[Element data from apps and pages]
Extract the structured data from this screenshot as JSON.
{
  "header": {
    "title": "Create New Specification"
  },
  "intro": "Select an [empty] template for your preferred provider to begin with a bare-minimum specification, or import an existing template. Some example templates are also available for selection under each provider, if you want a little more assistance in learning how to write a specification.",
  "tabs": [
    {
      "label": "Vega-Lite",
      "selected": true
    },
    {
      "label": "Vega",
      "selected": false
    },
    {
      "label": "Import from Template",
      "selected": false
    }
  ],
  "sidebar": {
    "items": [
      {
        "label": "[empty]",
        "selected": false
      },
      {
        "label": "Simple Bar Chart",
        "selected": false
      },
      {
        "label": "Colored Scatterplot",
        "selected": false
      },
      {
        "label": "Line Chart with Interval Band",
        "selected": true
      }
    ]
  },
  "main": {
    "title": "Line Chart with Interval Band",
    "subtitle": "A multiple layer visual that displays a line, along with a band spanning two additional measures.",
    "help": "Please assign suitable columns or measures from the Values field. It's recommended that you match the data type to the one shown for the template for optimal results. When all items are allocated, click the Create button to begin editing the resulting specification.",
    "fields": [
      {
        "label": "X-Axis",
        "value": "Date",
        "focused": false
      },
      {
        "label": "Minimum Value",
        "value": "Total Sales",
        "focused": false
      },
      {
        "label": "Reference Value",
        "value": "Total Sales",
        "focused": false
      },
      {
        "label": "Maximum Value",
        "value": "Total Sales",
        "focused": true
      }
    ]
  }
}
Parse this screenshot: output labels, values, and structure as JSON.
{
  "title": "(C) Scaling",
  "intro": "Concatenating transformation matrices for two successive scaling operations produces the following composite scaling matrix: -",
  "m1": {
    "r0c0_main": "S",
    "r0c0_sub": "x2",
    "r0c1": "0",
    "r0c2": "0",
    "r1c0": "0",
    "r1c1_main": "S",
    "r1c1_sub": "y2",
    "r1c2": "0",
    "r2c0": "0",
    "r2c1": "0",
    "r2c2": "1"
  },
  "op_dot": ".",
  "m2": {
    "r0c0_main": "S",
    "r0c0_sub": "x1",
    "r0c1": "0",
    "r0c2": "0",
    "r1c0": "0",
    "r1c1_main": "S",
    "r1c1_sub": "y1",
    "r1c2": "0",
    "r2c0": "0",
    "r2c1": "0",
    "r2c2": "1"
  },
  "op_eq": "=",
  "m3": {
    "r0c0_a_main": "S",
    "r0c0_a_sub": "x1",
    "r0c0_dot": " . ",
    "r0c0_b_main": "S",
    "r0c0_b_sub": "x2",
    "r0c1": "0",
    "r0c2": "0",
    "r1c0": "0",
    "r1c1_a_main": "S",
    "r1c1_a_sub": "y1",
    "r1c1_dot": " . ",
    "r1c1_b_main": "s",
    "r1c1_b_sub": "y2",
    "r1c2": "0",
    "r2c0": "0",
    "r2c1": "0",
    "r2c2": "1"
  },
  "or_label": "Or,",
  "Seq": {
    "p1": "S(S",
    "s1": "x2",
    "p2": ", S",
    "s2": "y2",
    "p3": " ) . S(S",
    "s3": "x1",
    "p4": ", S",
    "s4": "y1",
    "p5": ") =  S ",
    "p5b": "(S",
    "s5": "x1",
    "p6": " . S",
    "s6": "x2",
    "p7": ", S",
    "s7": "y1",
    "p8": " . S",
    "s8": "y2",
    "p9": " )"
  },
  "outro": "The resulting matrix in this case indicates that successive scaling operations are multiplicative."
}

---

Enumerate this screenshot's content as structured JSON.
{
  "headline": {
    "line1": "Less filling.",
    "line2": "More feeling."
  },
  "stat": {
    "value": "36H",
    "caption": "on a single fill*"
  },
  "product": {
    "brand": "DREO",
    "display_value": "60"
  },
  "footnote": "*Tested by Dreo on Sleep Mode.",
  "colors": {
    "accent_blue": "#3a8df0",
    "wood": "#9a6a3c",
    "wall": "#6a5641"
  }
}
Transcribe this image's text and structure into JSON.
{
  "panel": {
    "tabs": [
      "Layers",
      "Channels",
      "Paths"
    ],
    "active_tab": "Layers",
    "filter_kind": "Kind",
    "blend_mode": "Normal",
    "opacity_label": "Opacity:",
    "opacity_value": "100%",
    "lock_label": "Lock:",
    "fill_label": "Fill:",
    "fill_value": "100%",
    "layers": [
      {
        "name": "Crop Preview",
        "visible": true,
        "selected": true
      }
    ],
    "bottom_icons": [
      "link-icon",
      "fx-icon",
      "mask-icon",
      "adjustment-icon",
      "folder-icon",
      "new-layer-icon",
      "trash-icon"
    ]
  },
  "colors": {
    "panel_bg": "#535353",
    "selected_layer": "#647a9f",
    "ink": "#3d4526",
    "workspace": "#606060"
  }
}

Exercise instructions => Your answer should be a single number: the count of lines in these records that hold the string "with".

Finished task => 4